AIM OF THE EXERCISE: Pull every line holding the string "this" from the records below.

DATASET CONTENT:

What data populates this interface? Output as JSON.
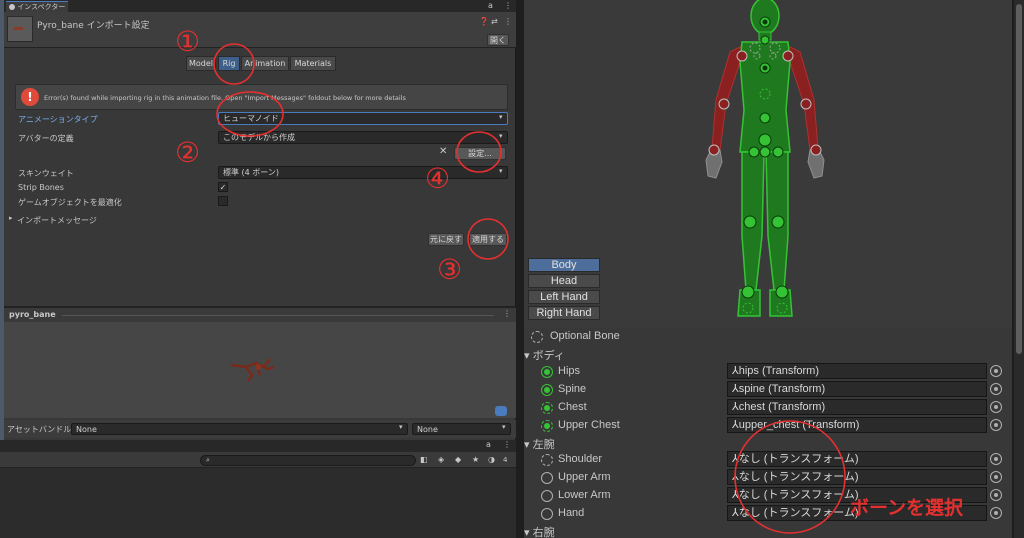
{
  "inspector": {
    "tab_label": "インスペクター",
    "title": "Pyro_bane インポート設定",
    "open_button": "開く",
    "tabs": [
      "Model",
      "Rig",
      "Animation",
      "Materials"
    ],
    "error_message": "Error(s) found while importing rig in this animation file. Open \"Import Messages\" foldout below for more details",
    "animation_type_label": "アニメーションタイプ",
    "animation_type_value": "ヒューマノイド",
    "avatar_def_label": "アバターの定義",
    "avatar_def_value": "このモデルから作成",
    "configure_button": "設定...",
    "skin_weights_label": "スキンウェイト",
    "skin_weights_value": "標準 (4 ボーン)",
    "strip_bones_label": "Strip Bones",
    "optimize_label": "ゲームオブジェクトを最適化",
    "import_messages_label": "インポートメッセージ",
    "revert_button": "元に戻す",
    "apply_button": "適用する"
  },
  "preview": {
    "title": "pyro_bane"
  },
  "asset_bundle": {
    "label": "アセットバンドル",
    "value1": "None",
    "value2": "None"
  },
  "bottom_toolbar": {
    "count": "4"
  },
  "annotations": {
    "n1": "①",
    "n2": "②",
    "n3": "③",
    "n4": "④",
    "select_bone": "ボーンを選択"
  },
  "avatar": {
    "body_buttons": [
      "Body",
      "Head",
      "Left Hand",
      "Right Hand"
    ],
    "optional_bone": "Optional Bone",
    "sections": [
      "ボディ",
      "左腕",
      "右腕"
    ],
    "body_rows": [
      {
        "label": "Hips",
        "value": "hips (Transform)"
      },
      {
        "label": "Spine",
        "value": "spine (Transform)"
      },
      {
        "label": "Chest",
        "value": "chest (Transform)"
      },
      {
        "label": "Upper Chest",
        "value": "upper_chest (Transform)"
      }
    ],
    "left_arm_rows": [
      {
        "label": "Shoulder",
        "value": "なし (トランスフォーム)"
      },
      {
        "label": "Upper Arm",
        "value": "なし (トランスフォーム)"
      },
      {
        "label": "Lower Arm",
        "value": "なし (トランスフォーム)"
      },
      {
        "label": "Hand",
        "value": "なし (トランスフォーム)"
      }
    ]
  },
  "colors": {
    "accent_red": "#e53030",
    "bone_green": "#35c335",
    "panel_bg": "#383838"
  }
}
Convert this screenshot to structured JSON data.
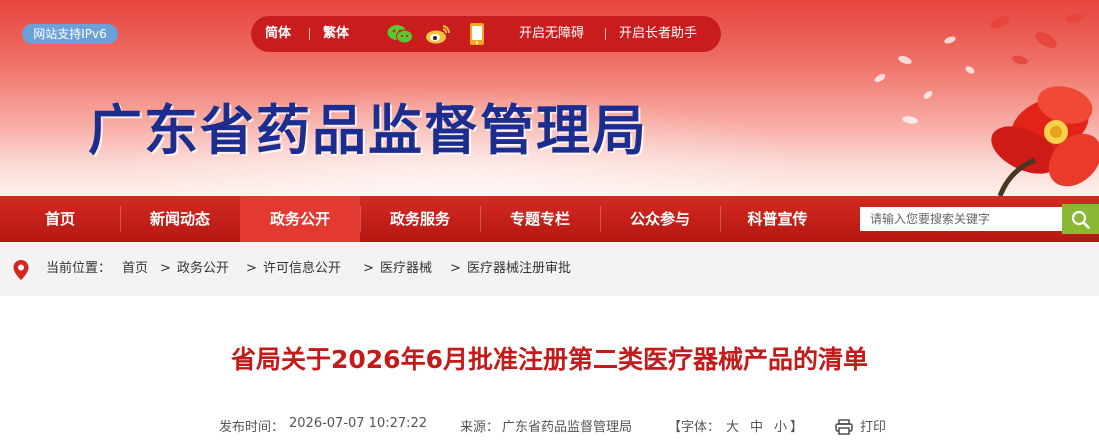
{
  "header": {
    "ipv6_badge": "网站支持IPv6",
    "lang_simplified": "简体",
    "lang_traditional": "繁体",
    "accessibility": "开启无障碍",
    "elderly_mode": "开启长者助手",
    "site_title": "广东省药品监督管理局",
    "icons": [
      "wechat-icon",
      "weibo-icon",
      "mobile-icon"
    ]
  },
  "nav": {
    "items": [
      "首页",
      "新闻动态",
      "政务公开",
      "政务服务",
      "专题专栏",
      "公众参与",
      "科普宣传"
    ],
    "active_index": 2,
    "search_placeholder": "请输入您要搜索关键字"
  },
  "breadcrumb": {
    "label": "当前位置：",
    "items": [
      "首页",
      "政务公开",
      "许可信息公开",
      "医疗器械",
      "医疗器械注册审批"
    ],
    "separator": ">"
  },
  "article": {
    "title": "省局关于2026年6月批准注册第二类医疗器械产品的清单",
    "publish_label": "发布时间：",
    "publish_time": "2026-07-07 10:27:22",
    "source_label": "来源：",
    "source": "广东省药品监督管理局",
    "font_label": "【字体：",
    "font_large": "大",
    "font_medium": "中",
    "font_small": "小",
    "font_close": "】",
    "print": "打印"
  },
  "colors": {
    "nav_red": "#c01c16",
    "title_red": "#c31a1a",
    "site_title_blue": "#1b2d8f",
    "search_green": "#8ab832"
  }
}
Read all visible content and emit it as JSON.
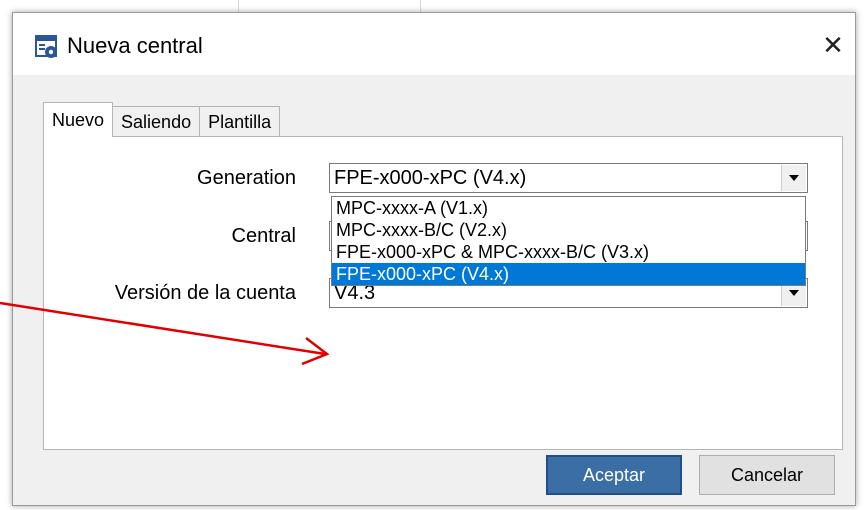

ANSWER AREA:
What data populates this interface? Output as JSON.
    "error_message": "Error(s) found while importing rig in this animation file. Open \"Import Messages\" foldout below for more details",
Convert this screenshot to structured JSON data.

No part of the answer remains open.